(PROBLEM DETAILS): Please output the listing below character for character and omit the images.

· · · · · · ·

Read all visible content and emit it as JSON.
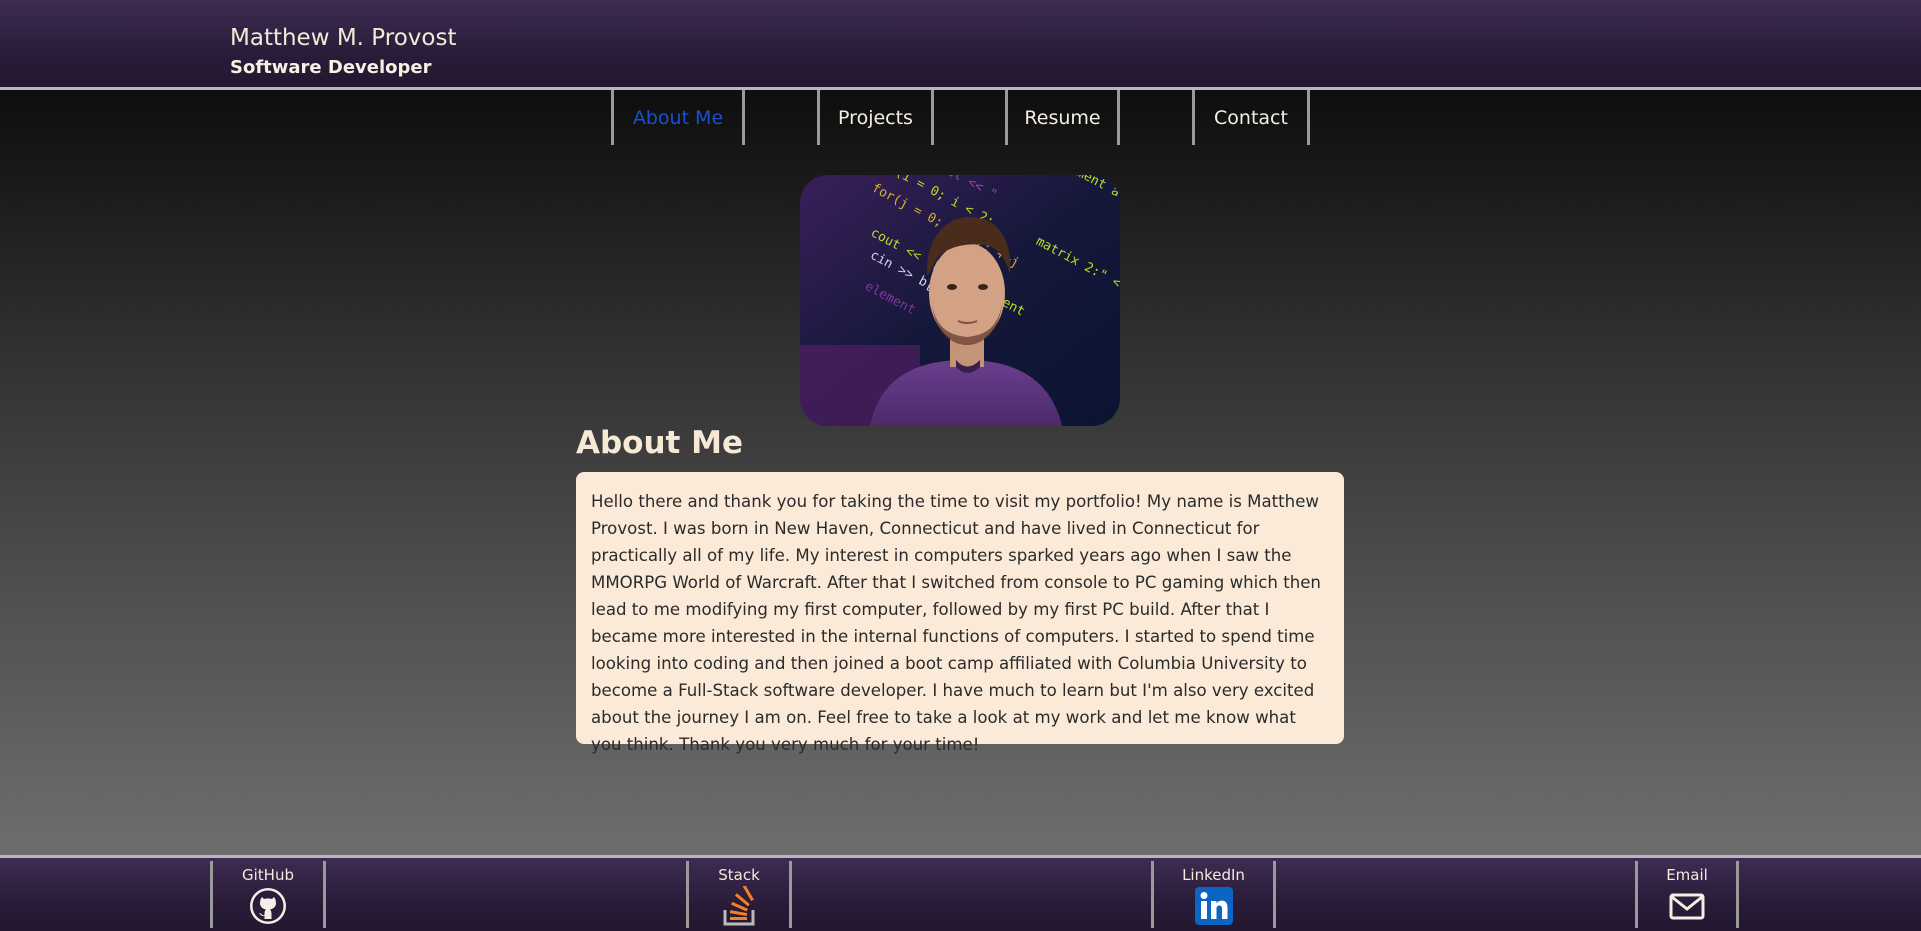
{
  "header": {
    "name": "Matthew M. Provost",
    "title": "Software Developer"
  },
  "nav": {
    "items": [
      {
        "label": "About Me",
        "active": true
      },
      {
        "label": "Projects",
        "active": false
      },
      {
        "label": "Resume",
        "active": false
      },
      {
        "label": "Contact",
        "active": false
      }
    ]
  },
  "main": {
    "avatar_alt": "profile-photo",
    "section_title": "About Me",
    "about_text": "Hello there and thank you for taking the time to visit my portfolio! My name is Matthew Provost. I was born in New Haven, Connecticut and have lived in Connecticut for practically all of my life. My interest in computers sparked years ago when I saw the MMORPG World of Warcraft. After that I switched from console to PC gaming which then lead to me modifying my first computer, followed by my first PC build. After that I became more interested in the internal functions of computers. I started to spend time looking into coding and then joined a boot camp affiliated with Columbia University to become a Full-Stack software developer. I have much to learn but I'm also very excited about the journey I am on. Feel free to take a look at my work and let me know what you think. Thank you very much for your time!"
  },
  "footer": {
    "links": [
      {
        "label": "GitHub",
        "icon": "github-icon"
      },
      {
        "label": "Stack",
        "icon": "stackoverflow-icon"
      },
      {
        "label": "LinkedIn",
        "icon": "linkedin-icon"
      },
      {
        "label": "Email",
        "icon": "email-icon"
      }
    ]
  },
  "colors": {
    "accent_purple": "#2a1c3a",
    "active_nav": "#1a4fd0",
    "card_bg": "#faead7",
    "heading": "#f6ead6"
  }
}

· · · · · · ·

(RESPONSE TO THIS TASK):
Read all visible content and emit it as JSON.
{
  "header": {
    "name": "Matthew M. Provost",
    "title": "Software Developer"
  },
  "nav": {
    "items": [
      {
        "label": "About Me",
        "active": true
      },
      {
        "label": "Projects",
        "active": false
      },
      {
        "label": "Resume",
        "active": false
      },
      {
        "label": "Contact",
        "active": false
      }
    ]
  },
  "main": {
    "avatar_alt": "profile-photo",
    "section_title": "About Me",
    "about_text": "Hello there and thank you for taking the time to visit my portfolio! My name is Matthew Provost. I was born in New Haven, Connecticut and have lived in Connecticut for practically all of my life. My interest in computers sparked years ago when I saw the MMORPG World of Warcraft. After that I switched from console to PC gaming which then lead to me modifying my first computer, followed by my first PC build. After that I became more interested in the internal functions of computers. I started to spend time looking into coding and then joined a boot camp affiliated with Columbia University to become a Full-Stack software developer. I have much to learn but I'm also very excited about the journey I am on. Feel free to take a look at my work and let me know what you think. Thank you very much for your time!"
  },
  "footer": {
    "links": [
      {
        "label": "GitHub",
        "icon": "github-icon"
      },
      {
        "label": "Stack",
        "icon": "stackoverflow-icon"
      },
      {
        "label": "LinkedIn",
        "icon": "linkedin-icon"
      },
      {
        "label": "Email",
        "icon": "email-icon"
      }
    ]
  },
  "colors": {
    "accent_purple": "#2a1c3a",
    "active_nav": "#1a4fd0",
    "card_bg": "#faead7",
    "heading": "#f6ead6"
  }
}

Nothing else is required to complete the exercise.